And you? Why did you choose to come here to Mexico? he asked.
Ah, the perennial question. I had answered it many times since coming here, but even still I felt that my response had evolved with time. While this experience might be considered “exotic” by some of my friends and family back home, I explained that I really didn’t see it that way. “Exotic” was just a more exciting way of saying “unimaginable,” I figured. Not in a bad way, surely, but it was just that I knew that many of the people I had left behind back home simply couldn’t imagine what I was experiencing here, including my own mom. She still wondered aloud at my decision to leave the comforts of my home and school behind in order to live in this way. For me, I knew that it was partly curiosity, partly ignorance, and wholly a desire to know—and I mean truly know—the experience of patients in a way that I knew no professor was prepared to teach me. Here in the Sierra, I am not part of any “establishment” nor a representative of the white coat-clad doctors that work diligently at saving lives in the hospitals I had known growing up—rather, I am the student, the neophyte, the young girl who can work her way into the fabric of a new life and sew a patch in this quilt for herself. And so, I persisted and I came. As I take my six-year-old host sister to school in the morning, or walk the dusty streets with my host-mom and carry a covered straw basket full of milpa perched on my waist, I can feel myself being an outsider to the medical practice as much as I am connected to it. It’s this chance to see from that point of view that has most enriched my experience here.
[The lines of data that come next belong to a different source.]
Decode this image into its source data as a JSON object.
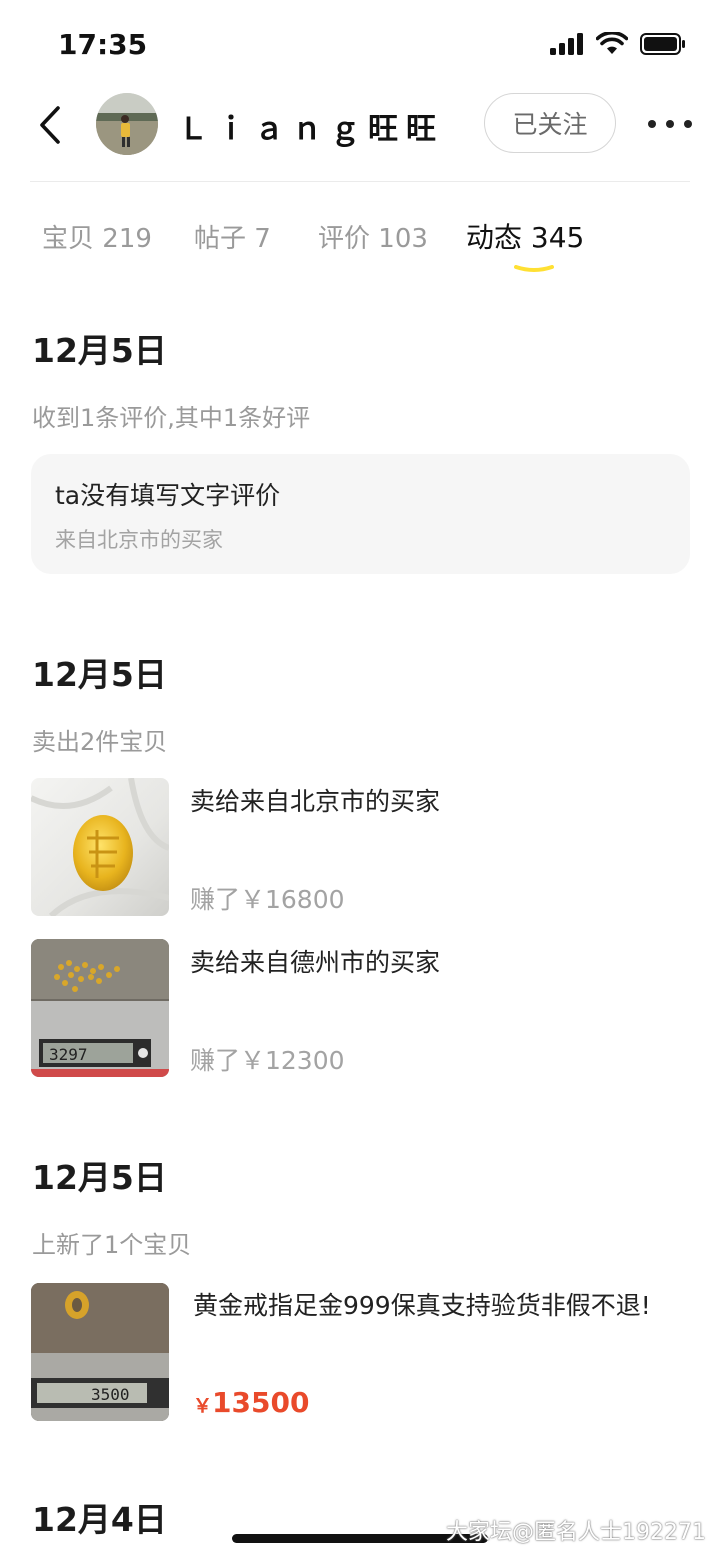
{
  "status_bar": {
    "time": "17:35"
  },
  "header": {
    "username": "Ｌｉａｎｇ旺旺",
    "follow_label": "已关注"
  },
  "tabs": [
    {
      "label": "宝贝",
      "count": "219",
      "active": false
    },
    {
      "label": "帖子",
      "count": "7",
      "active": false
    },
    {
      "label": "评价",
      "count": "103",
      "active": false
    },
    {
      "label": "动态",
      "count": "345",
      "active": true
    }
  ],
  "colors": {
    "accent_yellow": "#ffe033",
    "price_red": "#e94a2b"
  },
  "feed": {
    "review": {
      "date": "12月5日",
      "summary": "收到1条评价,其中1条好评",
      "text": "ta没有填写文字评价",
      "from": "来自北京市的买家"
    },
    "sold": {
      "date": "12月5日",
      "summary": "卖出2件宝贝",
      "items": [
        {
          "title": "卖给来自北京市的买家",
          "earned": "赚了￥16800",
          "thumb_icon": "gold-pendant-photo"
        },
        {
          "title": "卖给来自德州市的买家",
          "earned": "赚了￥12300",
          "thumb_icon": "gold-chain-on-scale-photo"
        }
      ]
    },
    "new_item": {
      "date": "12月5日",
      "summary": "上新了1个宝贝",
      "title": "黄金戒指足金999保真支持验货非假不退!",
      "price_symbol": "￥",
      "price": "13500",
      "thumb_icon": "gold-ring-on-scale-photo"
    },
    "next_date": "12月4日"
  },
  "watermark": "大家坛@匿名人士192271"
}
I realized that Jay and I were in a similar boat, equal with the other pasantes who had chosen to spend their social service year delivering care in a way that denied them the typical lifestyle they would have had back home. Our friends and family may wonder at our decisions, but—at least for me—this in turn has motivated me to challenge and then re-confirm my own conviction in the value of being here.